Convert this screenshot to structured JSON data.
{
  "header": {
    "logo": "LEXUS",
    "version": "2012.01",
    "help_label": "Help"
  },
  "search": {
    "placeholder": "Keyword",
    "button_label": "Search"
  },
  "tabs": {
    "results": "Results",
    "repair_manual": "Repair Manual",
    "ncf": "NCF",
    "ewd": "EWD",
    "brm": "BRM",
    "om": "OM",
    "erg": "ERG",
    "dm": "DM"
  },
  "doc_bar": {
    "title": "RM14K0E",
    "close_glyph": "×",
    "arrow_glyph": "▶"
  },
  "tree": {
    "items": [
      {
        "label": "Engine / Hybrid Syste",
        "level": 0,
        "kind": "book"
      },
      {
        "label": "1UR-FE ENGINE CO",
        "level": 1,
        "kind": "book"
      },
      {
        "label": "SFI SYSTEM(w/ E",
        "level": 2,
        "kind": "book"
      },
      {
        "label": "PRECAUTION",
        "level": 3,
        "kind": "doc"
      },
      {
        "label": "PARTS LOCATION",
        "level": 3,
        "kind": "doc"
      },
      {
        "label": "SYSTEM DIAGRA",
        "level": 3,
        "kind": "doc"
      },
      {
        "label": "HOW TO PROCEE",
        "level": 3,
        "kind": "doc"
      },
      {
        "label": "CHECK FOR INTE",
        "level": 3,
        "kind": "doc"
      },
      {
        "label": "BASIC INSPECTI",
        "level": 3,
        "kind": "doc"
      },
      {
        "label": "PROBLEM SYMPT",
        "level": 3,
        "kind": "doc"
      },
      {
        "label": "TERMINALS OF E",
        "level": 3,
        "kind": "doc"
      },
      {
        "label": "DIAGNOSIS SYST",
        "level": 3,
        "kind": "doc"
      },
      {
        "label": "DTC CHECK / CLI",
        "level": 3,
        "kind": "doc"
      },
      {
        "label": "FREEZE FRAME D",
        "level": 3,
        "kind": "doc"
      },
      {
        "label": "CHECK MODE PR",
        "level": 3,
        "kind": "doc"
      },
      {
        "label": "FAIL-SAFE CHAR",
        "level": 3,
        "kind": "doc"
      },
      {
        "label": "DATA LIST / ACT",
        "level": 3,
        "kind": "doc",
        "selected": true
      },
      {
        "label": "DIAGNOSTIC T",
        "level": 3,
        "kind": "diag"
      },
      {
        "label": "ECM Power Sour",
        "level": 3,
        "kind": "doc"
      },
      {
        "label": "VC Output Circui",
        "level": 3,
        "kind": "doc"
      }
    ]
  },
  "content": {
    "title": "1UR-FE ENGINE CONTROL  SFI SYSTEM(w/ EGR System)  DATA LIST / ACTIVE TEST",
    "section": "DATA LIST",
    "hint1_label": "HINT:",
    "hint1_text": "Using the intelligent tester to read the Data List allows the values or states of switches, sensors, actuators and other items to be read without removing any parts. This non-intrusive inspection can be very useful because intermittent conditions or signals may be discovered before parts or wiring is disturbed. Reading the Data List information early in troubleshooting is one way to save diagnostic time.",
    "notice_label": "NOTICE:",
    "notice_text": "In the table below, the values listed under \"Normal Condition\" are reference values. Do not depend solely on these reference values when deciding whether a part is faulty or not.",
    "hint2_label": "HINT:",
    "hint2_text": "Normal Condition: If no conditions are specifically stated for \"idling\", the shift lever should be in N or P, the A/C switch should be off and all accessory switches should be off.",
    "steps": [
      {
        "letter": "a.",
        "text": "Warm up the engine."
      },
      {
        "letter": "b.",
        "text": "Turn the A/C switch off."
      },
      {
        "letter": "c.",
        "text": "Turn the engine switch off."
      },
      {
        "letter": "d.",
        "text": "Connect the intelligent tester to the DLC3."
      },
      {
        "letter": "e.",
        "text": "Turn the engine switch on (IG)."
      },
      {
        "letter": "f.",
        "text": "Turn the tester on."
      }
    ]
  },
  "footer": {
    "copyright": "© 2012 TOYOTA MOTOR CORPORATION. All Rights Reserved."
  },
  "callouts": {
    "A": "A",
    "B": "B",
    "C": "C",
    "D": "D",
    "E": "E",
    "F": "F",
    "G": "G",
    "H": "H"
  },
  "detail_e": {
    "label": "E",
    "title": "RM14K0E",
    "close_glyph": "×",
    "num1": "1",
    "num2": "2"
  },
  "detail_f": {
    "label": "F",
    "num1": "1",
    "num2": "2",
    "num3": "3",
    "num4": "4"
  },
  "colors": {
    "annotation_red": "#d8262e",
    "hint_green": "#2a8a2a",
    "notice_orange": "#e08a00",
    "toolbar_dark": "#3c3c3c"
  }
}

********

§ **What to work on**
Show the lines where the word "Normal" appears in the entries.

§ **Answer to this problem**
    "notice_text": "In the table below, the values listed under \"Normal Condition\" are reference values. Do not depend solely on these reference values when deciding whether a part is faulty or not.",
    "hint2_text": "Normal Condition: If no conditions are specifically stated for \"idling\", the shift lever should be in N or P, the A/C switch should be off and all accessory switches should be off.",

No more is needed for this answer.